**Aim of the task:** Retype the records below so that each one matches exactly.

START Provided entries

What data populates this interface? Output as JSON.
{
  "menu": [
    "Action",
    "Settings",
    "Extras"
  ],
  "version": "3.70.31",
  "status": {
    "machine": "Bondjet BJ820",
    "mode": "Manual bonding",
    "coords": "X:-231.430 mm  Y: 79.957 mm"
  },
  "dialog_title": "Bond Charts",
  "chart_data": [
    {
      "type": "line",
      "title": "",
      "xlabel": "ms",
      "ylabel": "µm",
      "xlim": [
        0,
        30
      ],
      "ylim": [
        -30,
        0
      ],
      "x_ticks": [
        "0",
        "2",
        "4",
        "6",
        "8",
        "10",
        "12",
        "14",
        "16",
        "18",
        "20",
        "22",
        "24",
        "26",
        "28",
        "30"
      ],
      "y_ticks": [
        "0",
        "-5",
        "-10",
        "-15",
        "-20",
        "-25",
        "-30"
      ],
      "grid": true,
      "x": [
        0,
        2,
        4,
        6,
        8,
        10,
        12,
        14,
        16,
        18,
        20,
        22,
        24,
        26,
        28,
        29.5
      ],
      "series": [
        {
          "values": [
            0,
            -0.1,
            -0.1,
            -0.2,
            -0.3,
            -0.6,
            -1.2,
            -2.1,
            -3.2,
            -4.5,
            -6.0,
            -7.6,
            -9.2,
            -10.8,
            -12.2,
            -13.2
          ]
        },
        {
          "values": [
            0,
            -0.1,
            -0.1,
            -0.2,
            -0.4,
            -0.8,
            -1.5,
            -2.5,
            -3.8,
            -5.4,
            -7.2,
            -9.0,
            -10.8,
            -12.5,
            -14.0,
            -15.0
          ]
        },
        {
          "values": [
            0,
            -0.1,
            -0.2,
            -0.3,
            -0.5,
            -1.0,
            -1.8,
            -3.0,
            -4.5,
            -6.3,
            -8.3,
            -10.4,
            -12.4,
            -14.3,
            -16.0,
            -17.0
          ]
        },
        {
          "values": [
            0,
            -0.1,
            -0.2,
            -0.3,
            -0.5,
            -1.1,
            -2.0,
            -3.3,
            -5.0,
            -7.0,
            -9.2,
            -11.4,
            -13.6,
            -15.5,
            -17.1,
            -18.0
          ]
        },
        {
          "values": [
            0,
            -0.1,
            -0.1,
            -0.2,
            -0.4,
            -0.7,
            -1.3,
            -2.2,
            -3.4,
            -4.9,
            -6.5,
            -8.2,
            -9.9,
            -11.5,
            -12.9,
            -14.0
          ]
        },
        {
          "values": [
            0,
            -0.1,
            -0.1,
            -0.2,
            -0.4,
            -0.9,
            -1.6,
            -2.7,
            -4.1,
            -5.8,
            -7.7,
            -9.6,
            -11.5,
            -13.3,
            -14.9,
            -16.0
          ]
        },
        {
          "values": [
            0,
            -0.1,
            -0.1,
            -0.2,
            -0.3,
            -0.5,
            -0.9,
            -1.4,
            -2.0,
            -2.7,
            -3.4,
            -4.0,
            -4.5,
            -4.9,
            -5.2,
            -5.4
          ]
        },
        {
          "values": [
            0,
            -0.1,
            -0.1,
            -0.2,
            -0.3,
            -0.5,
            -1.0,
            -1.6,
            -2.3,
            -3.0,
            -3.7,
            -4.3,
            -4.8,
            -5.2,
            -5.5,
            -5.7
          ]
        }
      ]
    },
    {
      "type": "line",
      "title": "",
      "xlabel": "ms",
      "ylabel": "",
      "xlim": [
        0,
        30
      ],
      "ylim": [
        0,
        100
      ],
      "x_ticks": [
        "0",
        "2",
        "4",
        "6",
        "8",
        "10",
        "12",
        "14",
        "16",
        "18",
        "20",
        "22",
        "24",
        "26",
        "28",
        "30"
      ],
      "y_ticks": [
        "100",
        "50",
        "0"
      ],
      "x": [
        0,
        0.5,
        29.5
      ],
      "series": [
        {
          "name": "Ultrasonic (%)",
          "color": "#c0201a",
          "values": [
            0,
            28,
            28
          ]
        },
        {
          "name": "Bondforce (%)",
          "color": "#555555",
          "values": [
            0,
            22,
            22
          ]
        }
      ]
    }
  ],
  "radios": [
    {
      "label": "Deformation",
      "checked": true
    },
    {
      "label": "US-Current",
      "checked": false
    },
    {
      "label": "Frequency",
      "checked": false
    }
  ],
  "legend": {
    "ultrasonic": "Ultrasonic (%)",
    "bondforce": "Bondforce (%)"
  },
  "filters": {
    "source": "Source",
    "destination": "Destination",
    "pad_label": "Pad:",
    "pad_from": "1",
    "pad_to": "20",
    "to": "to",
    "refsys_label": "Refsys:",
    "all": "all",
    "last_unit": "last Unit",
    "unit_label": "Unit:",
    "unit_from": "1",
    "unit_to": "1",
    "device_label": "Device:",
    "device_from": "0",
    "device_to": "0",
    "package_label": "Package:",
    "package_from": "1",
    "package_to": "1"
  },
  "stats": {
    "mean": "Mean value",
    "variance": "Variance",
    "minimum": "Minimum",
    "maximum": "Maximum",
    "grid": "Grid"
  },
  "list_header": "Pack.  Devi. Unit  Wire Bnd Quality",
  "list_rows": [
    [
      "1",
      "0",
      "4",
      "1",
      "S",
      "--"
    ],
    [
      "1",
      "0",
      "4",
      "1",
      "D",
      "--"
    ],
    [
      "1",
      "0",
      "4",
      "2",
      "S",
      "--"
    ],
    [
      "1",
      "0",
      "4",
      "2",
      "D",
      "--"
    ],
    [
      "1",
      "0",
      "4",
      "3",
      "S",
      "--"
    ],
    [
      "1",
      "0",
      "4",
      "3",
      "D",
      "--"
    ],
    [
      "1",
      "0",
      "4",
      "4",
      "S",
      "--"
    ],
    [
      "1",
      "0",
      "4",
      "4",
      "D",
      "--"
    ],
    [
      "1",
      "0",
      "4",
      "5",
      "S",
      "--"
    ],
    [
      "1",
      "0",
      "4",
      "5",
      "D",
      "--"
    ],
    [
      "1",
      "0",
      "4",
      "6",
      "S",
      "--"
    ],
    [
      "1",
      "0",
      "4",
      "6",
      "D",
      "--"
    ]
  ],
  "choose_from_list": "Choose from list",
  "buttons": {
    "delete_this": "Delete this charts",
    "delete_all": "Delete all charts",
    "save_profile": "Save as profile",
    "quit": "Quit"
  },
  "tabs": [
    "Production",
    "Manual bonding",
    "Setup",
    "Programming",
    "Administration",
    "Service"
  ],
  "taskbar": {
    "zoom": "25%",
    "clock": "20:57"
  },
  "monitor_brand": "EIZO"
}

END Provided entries

**Written response:**
What data populates this interface? Output as JSON.
{
  "menu": [
    "Action",
    "Settings",
    "Extras"
  ],
  "version": "3.70.31",
  "status": {
    "machine": "Bondjet BJ820",
    "mode": "Manual bonding",
    "coords": "X:-231.430 mm  Y: 79.957 mm"
  },
  "dialog_title": "Bond Charts",
  "chart_data": [
    {
      "type": "line",
      "title": "",
      "xlabel": "ms",
      "ylabel": "µm",
      "xlim": [
        0,
        30
      ],
      "ylim": [
        -30,
        0
      ],
      "x_ticks": [
        "0",
        "2",
        "4",
        "6",
        "8",
        "10",
        "12",
        "14",
        "16",
        "18",
        "20",
        "22",
        "24",
        "26",
        "28",
        "30"
      ],
      "y_ticks": [
        "0",
        "-5",
        "-10",
        "-15",
        "-20",
        "-25",
        "-30"
      ],
      "grid": true,
      "x": [
        0,
        2,
        4,
        6,
        8,
        10,
        12,
        14,
        16,
        18,
        20,
        22,
        24,
        26,
        28,
        29.5
      ],
      "series": [
        {
          "values": [
            0,
            -0.1,
            -0.1,
            -0.2,
            -0.3,
            -0.6,
            -1.2,
            -2.1,
            -3.2,
            -4.5,
            -6.0,
            -7.6,
            -9.2,
            -10.8,
            -12.2,
            -13.2
          ]
        },
        {
          "values": [
            0,
            -0.1,
            -0.1,
            -0.2,
            -0.4,
            -0.8,
            -1.5,
            -2.5,
            -3.8,
            -5.4,
            -7.2,
            -9.0,
            -10.8,
            -12.5,
            -14.0,
            -15.0
          ]
        },
        {
          "values": [
            0,
            -0.1,
            -0.2,
            -0.3,
            -0.5,
            -1.0,
            -1.8,
            -3.0,
            -4.5,
            -6.3,
            -8.3,
            -10.4,
            -12.4,
            -14.3,
            -16.0,
            -17.0
          ]
        },
        {
          "values": [
            0,
            -0.1,
            -0.2,
            -0.3,
            -0.5,
            -1.1,
            -2.0,
            -3.3,
            -5.0,
            -7.0,
            -9.2,
            -11.4,
            -13.6,
            -15.5,
            -17.1,
            -18.0
          ]
        },
        {
          "values": [
            0,
            -0.1,
            -0.1,
            -0.2,
            -0.4,
            -0.7,
            -1.3,
            -2.2,
            -3.4,
            -4.9,
            -6.5,
            -8.2,
            -9.9,
            -11.5,
            -12.9,
            -14.0
          ]
        },
        {
          "values": [
            0,
            -0.1,
            -0.1,
            -0.2,
            -0.4,
            -0.9,
            -1.6,
            -2.7,
            -4.1,
            -5.8,
            -7.7,
            -9.6,
            -11.5,
            -13.3,
            -14.9,
            -16.0
          ]
        },
        {
          "values": [
            0,
            -0.1,
            -0.1,
            -0.2,
            -0.3,
            -0.5,
            -0.9,
            -1.4,
            -2.0,
            -2.7,
            -3.4,
            -4.0,
            -4.5,
            -4.9,
            -5.2,
            -5.4
          ]
        },
        {
          "values": [
            0,
            -0.1,
            -0.1,
            -0.2,
            -0.3,
            -0.5,
            -1.0,
            -1.6,
            -2.3,
            -3.0,
            -3.7,
            -4.3,
            -4.8,
            -5.2,
            -5.5,
            -5.7
          ]
        }
      ]
    },
    {
      "type": "line",
      "title": "",
      "xlabel": "ms",
      "ylabel": "",
      "xlim": [
        0,
        30
      ],
      "ylim": [
        0,
        100
      ],
      "x_ticks": [
        "0",
        "2",
        "4",
        "6",
        "8",
        "10",
        "12",
        "14",
        "16",
        "18",
        "20",
        "22",
        "24",
        "26",
        "28",
        "30"
      ],
      "y_ticks": [
        "100",
        "50",
        "0"
      ],
      "x": [
        0,
        0.5,
        29.5
      ],
      "series": [
        {
          "name": "Ultrasonic (%)",
          "color": "#c0201a",
          "values": [
            0,
            28,
            28
          ]
        },
        {
          "name": "Bondforce (%)",
          "color": "#555555",
          "values": [
            0,
            22,
            22
          ]
        }
      ]
    }
  ],
  "radios": [
    {
      "label": "Deformation",
      "checked": true
    },
    {
      "label": "US-Current",
      "checked": false
    },
    {
      "label": "Frequency",
      "checked": false
    }
  ],
  "legend": {
    "ultrasonic": "Ultrasonic (%)",
    "bondforce": "Bondforce (%)"
  },
  "filters": {
    "source": "Source",
    "destination": "Destination",
    "pad_label": "Pad:",
    "pad_from": "1",
    "pad_to": "20",
    "to": "to",
    "refsys_label": "Refsys:",
    "all": "all",
    "last_unit": "last Unit",
    "unit_label": "Unit:",
    "unit_from": "1",
    "unit_to": "1",
    "device_label": "Device:",
    "device_from": "0",
    "device_to": "0",
    "package_label": "Package:",
    "package_from": "1",
    "package_to": "1"
  },
  "stats": {
    "mean": "Mean value",
    "variance": "Variance",
    "minimum": "Minimum",
    "maximum": "Maximum",
    "grid": "Grid"
  },
  "list_header": "Pack.  Devi. Unit  Wire Bnd Quality",
  "list_rows": [
    [
      "1",
      "0",
      "4",
      "1",
      "S",
      "--"
    ],
    [
      "1",
      "0",
      "4",
      "1",
      "D",
      "--"
    ],
    [
      "1",
      "0",
      "4",
      "2",
      "S",
      "--"
    ],
    [
      "1",
      "0",
      "4",
      "2",
      "D",
      "--"
    ],
    [
      "1",
      "0",
      "4",
      "3",
      "S",
      "--"
    ],
    [
      "1",
      "0",
      "4",
      "3",
      "D",
      "--"
    ],
    [
      "1",
      "0",
      "4",
      "4",
      "S",
      "--"
    ],
    [
      "1",
      "0",
      "4",
      "4",
      "D",
      "--"
    ],
    [
      "1",
      "0",
      "4",
      "5",
      "S",
      "--"
    ],
    [
      "1",
      "0",
      "4",
      "5",
      "D",
      "--"
    ],
    [
      "1",
      "0",
      "4",
      "6",
      "S",
      "--"
    ],
    [
      "1",
      "0",
      "4",
      "6",
      "D",
      "--"
    ]
  ],
  "choose_from_list": "Choose from list",
  "buttons": {
    "delete_this": "Delete this charts",
    "delete_all": "Delete all charts",
    "save_profile": "Save as profile",
    "quit": "Quit"
  },
  "tabs": [
    "Production",
    "Manual bonding",
    "Setup",
    "Programming",
    "Administration",
    "Service"
  ],
  "taskbar": {
    "zoom": "25%",
    "clock": "20:57"
  },
  "monitor_brand": "EIZO"
}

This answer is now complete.